> [Exercise]: Everything from the line holding "Extract the structured" through the final line of the entries below is to be written out exactly, and nothing more; leave out pictures.

> [Raw data]:
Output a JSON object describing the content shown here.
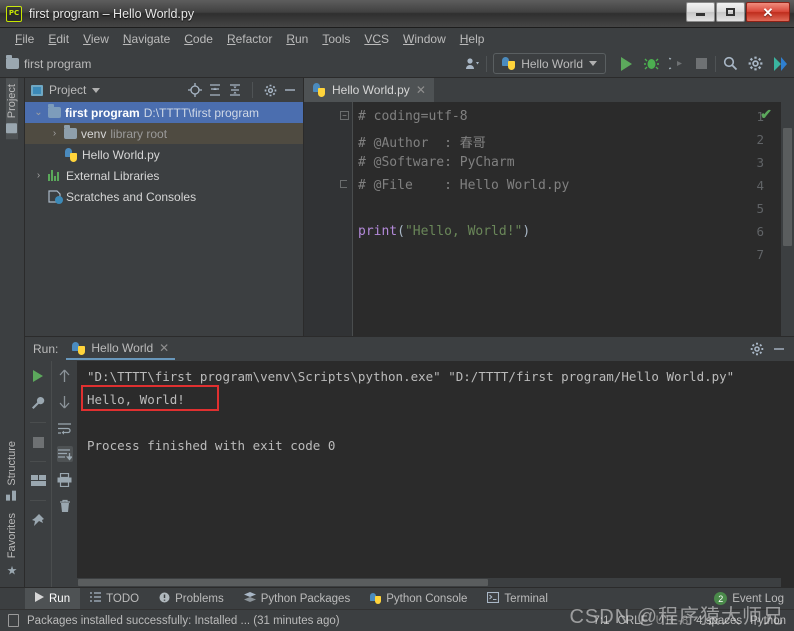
{
  "window": {
    "title": "first program – Hello World.py",
    "app_icon": "pycharm-icon",
    "buttons": {
      "minimize": "–",
      "maximize": "❐",
      "close": "✕"
    }
  },
  "menubar": {
    "items": [
      {
        "mnemonic": "F",
        "rest": "ile"
      },
      {
        "mnemonic": "E",
        "rest": "dit"
      },
      {
        "mnemonic": "V",
        "rest": "iew"
      },
      {
        "mnemonic": "N",
        "rest": "avigate"
      },
      {
        "mnemonic": "C",
        "rest": "ode"
      },
      {
        "mnemonic": "R",
        "rest": "efactor"
      },
      {
        "mnemonic": "R",
        "rest": "un"
      },
      {
        "mnemonic": "T",
        "rest": "ools"
      },
      {
        "mnemonic": "VC",
        "rest": "S"
      },
      {
        "mnemonic": "W",
        "rest": "indow"
      },
      {
        "mnemonic": "H",
        "rest": "elp"
      }
    ]
  },
  "toolbar": {
    "breadcrumb": "first program",
    "run_config": "Hello World",
    "icons": [
      "user-icon",
      "run-icon",
      "debug-icon",
      "coverage-icon",
      "stop-icon",
      "search-icon",
      "settings-icon",
      "updates-icon"
    ]
  },
  "left_stripe": {
    "top_tabs": [
      {
        "label": "Project",
        "active": true
      }
    ],
    "bottom_tabs": [
      {
        "label": "Structure",
        "active": false
      },
      {
        "label": "Favorites",
        "active": false
      }
    ]
  },
  "project_panel": {
    "header": {
      "title": "Project",
      "icons": [
        "locate-icon",
        "expand-all-icon",
        "collapse-all-icon",
        "gear-icon",
        "minimize-icon"
      ]
    },
    "tree": [
      {
        "name": "first program",
        "detail": "D:\\TTTT\\first program",
        "icon": "folder-icon",
        "arrow": "⌄",
        "state": "selected",
        "indent": 0
      },
      {
        "name": "venv",
        "detail": "library root",
        "icon": "folder-icon",
        "arrow": "›",
        "state": "highlight",
        "indent": 1
      },
      {
        "name": "Hello World.py",
        "detail": "",
        "icon": "python-file-icon",
        "arrow": "",
        "state": "",
        "indent": 2
      },
      {
        "name": "External Libraries",
        "detail": "",
        "icon": "libraries-icon",
        "arrow": "›",
        "state": "",
        "indent": 0
      },
      {
        "name": "Scratches and Consoles",
        "detail": "",
        "icon": "scratches-icon",
        "arrow": "",
        "state": "",
        "indent": 1
      }
    ]
  },
  "editor": {
    "tab": {
      "label": "Hello World.py",
      "icon": "python-file-icon",
      "close": "✕"
    },
    "inspection_status": "✔",
    "lines": [
      {
        "num": "1",
        "fold": "−",
        "segments": [
          {
            "cls": "c-comment",
            "text": "# coding=utf-8"
          }
        ]
      },
      {
        "num": "2",
        "fold": "",
        "segments": [
          {
            "cls": "c-comment",
            "text": "# @Author  : 春哥"
          }
        ]
      },
      {
        "num": "3",
        "fold": "",
        "segments": [
          {
            "cls": "c-comment",
            "text": "# @Software: PyCharm"
          }
        ]
      },
      {
        "num": "4",
        "fold": "⌐",
        "segments": [
          {
            "cls": "c-comment",
            "text": "# @File    : Hello World.py"
          }
        ]
      },
      {
        "num": "5",
        "fold": "",
        "segments": []
      },
      {
        "num": "6",
        "fold": "",
        "segments": [
          {
            "cls": "c-fn",
            "text": "print"
          },
          {
            "cls": "c-paren",
            "text": "("
          },
          {
            "cls": "c-str",
            "text": "\"Hello, World!\""
          },
          {
            "cls": "c-paren",
            "text": ")"
          }
        ]
      },
      {
        "num": "7",
        "fold": "",
        "segments": []
      }
    ]
  },
  "run_panel": {
    "label": "Run:",
    "tab": {
      "label": "Hello World",
      "icon": "python-icon",
      "close": "✕"
    },
    "header_icons": [
      "settings-icon",
      "minimize-icon"
    ],
    "left_tools": [
      "rerun-icon",
      "wrench-icon",
      "stop-icon",
      "layout-icon",
      "pin-icon"
    ],
    "right_tools": [
      "up-arrow-icon",
      "down-arrow-icon",
      "soft-wrap-icon",
      "scroll-to-end-icon",
      "print-icon",
      "trash-icon"
    ],
    "console": [
      "\"D:\\TTTT\\first program\\venv\\Scripts\\python.exe\" \"D:/TTTT/first program/Hello World.py\"",
      "Hello, World!",
      "",
      "Process finished with exit code 0"
    ],
    "highlight_text": "Hello, World!",
    "highlight_color": "#e03030"
  },
  "tool_window_bar": {
    "items": [
      {
        "label": "Run",
        "icon": "run-icon",
        "active": true
      },
      {
        "label": "TODO",
        "icon": "todo-icon",
        "active": false
      },
      {
        "label": "Problems",
        "icon": "problems-icon",
        "active": false
      },
      {
        "label": "Python Packages",
        "icon": "packages-icon",
        "active": false
      },
      {
        "label": "Python Console",
        "icon": "python-console-icon",
        "active": false
      },
      {
        "label": "Terminal",
        "icon": "terminal-icon",
        "active": false
      }
    ],
    "event_log": {
      "label": "Event Log",
      "count": "2",
      "badge_color": "#4a8a4a"
    }
  },
  "status_bar": {
    "message": "Packages installed successfully: Installed ... (31 minutes ago)",
    "caret": "7:1",
    "line_sep": "CRLF",
    "encoding": "UTF-8",
    "indent": "4 spaces",
    "branch": "Python"
  },
  "watermark": "CSDN @程序猿大师兄"
}
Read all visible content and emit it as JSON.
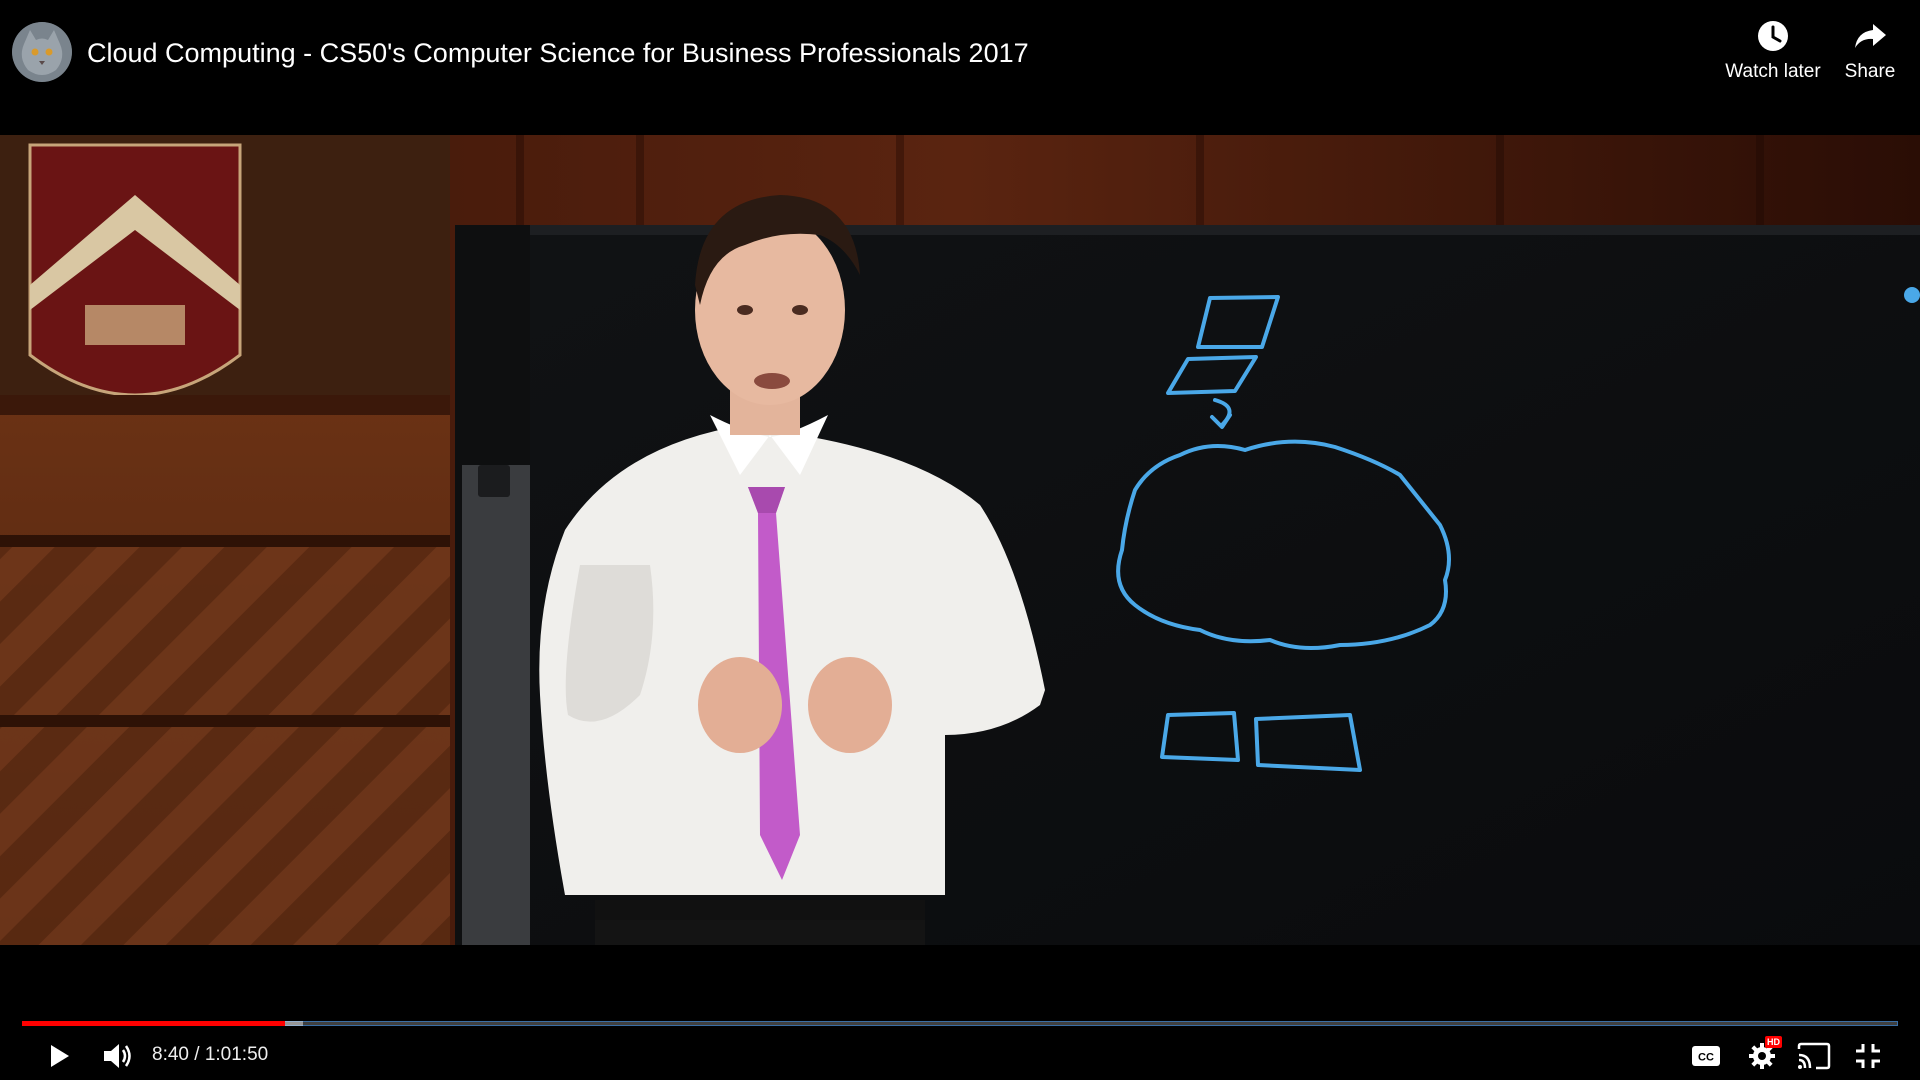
{
  "video": {
    "title": "Cloud Computing - CS50's Computer Science for Business Professionals 2017"
  },
  "top_actions": {
    "watch_later": {
      "label": "Watch later",
      "icon": "clock-icon"
    },
    "share": {
      "label": "Share",
      "icon": "share-arrow-icon"
    }
  },
  "playback": {
    "current_time": "8:40",
    "separator": " / ",
    "duration": "1:01:50",
    "played_fraction": 0.14,
    "buffered_fraction": 0.15,
    "state": "paused"
  },
  "controls": {
    "play": {
      "icon": "play-icon"
    },
    "volume": {
      "icon": "volume-icon"
    },
    "captions": {
      "icon": "cc-icon"
    },
    "settings": {
      "icon": "settings-icon",
      "badge": "HD"
    },
    "cast": {
      "icon": "cast-icon"
    },
    "fullscreen": {
      "icon": "exit-fullscreen-icon"
    }
  },
  "colors": {
    "progress_played": "#ff0000",
    "whiteboard_ink": "#4aa8e8",
    "background": "#000000"
  }
}
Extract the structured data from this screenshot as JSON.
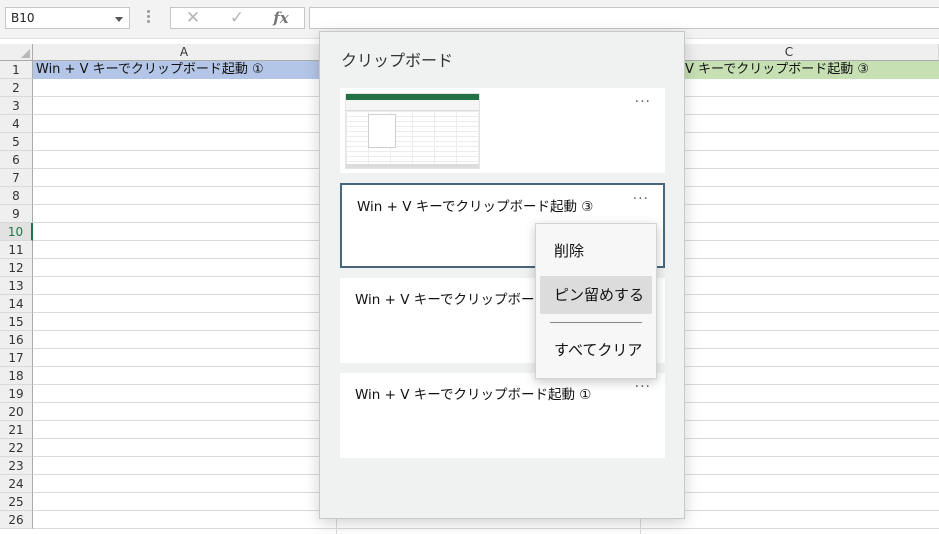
{
  "formula_bar": {
    "name_box": "B10",
    "cancel_icon": "✕",
    "enter_icon": "✓",
    "fx_label": "fx",
    "formula_value": ""
  },
  "grid": {
    "columns": [
      "A",
      "C"
    ],
    "rows": [
      "1",
      "2",
      "3",
      "4",
      "5",
      "6",
      "7",
      "8",
      "9",
      "10",
      "11",
      "12",
      "13",
      "14",
      "15",
      "16",
      "17",
      "18",
      "19",
      "20",
      "21",
      "22",
      "23",
      "24",
      "25",
      "26"
    ],
    "active_row": "10",
    "cells": {
      "A1": "Win + V キーでクリップボード起動 ①",
      "C1": "V キーでクリップボード起動 ③"
    },
    "colors": {
      "A1_fill": "#b4c6e7",
      "C1_fill": "#c6e0b4",
      "active": "#217346"
    }
  },
  "clipboard": {
    "title": "クリップボード",
    "items": [
      {
        "type": "image",
        "more": "···"
      },
      {
        "type": "text",
        "text": "Win + V キーでクリップボード起動 ③",
        "more": "···",
        "selected": true
      },
      {
        "type": "text",
        "text": "Win + V キーでクリップボード起",
        "more": "···"
      },
      {
        "type": "text",
        "text": "Win + V キーでクリップボード起動 ①",
        "more": "···"
      }
    ]
  },
  "context_menu": {
    "items": [
      "削除",
      "ピン留めする",
      "すべてクリア"
    ],
    "highlighted": "ピン留めする"
  }
}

> [Result for this exercise]:
Extract the structured data from this screenshot as JSON.
{
  "formula_bar": {
    "name_box": "B10",
    "cancel_icon": "✕",
    "enter_icon": "✓",
    "fx_label": "fx",
    "formula_value": ""
  },
  "grid": {
    "columns": [
      "A",
      "C"
    ],
    "rows": [
      "1",
      "2",
      "3",
      "4",
      "5",
      "6",
      "7",
      "8",
      "9",
      "10",
      "11",
      "12",
      "13",
      "14",
      "15",
      "16",
      "17",
      "18",
      "19",
      "20",
      "21",
      "22",
      "23",
      "24",
      "25",
      "26"
    ],
    "active_row": "10",
    "cells": {
      "A1": "Win + V キーでクリップボード起動 ①",
      "C1": "V キーでクリップボード起動 ③"
    },
    "colors": {
      "A1_fill": "#b4c6e7",
      "C1_fill": "#c6e0b4",
      "active": "#217346"
    }
  },
  "clipboard": {
    "title": "クリップボード",
    "items": [
      {
        "type": "image",
        "more": "···"
      },
      {
        "type": "text",
        "text": "Win + V キーでクリップボード起動 ③",
        "more": "···",
        "selected": true
      },
      {
        "type": "text",
        "text": "Win + V キーでクリップボード起",
        "more": "···"
      },
      {
        "type": "text",
        "text": "Win + V キーでクリップボード起動 ①",
        "more": "···"
      }
    ]
  },
  "context_menu": {
    "items": [
      "削除",
      "ピン留めする",
      "すべてクリア"
    ],
    "highlighted": "ピン留めする"
  }
}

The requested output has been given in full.